▶ _Assignment_
In the entries below, find each line with the word "post" and pull it out.
BEGIN
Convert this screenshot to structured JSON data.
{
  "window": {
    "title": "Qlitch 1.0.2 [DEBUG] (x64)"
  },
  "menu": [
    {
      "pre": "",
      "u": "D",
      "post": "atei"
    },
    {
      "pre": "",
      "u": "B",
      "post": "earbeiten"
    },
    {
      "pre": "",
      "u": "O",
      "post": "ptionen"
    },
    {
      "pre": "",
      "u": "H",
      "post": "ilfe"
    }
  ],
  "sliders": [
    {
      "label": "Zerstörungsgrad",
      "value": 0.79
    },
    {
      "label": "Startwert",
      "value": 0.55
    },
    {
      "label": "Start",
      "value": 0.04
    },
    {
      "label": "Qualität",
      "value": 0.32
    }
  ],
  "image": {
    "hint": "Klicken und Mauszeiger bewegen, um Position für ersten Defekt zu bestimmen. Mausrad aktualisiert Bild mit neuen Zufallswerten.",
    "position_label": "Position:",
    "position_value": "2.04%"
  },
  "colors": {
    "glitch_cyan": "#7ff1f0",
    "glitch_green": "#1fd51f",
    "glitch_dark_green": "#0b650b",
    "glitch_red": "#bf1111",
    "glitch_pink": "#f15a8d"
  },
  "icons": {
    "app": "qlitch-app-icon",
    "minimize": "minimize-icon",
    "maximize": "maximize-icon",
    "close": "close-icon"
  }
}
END
▶ _Answer section_
      "post": "atei"
      "post": "earbeiten"
      "post": "ptionen"
      "post": "ilfe"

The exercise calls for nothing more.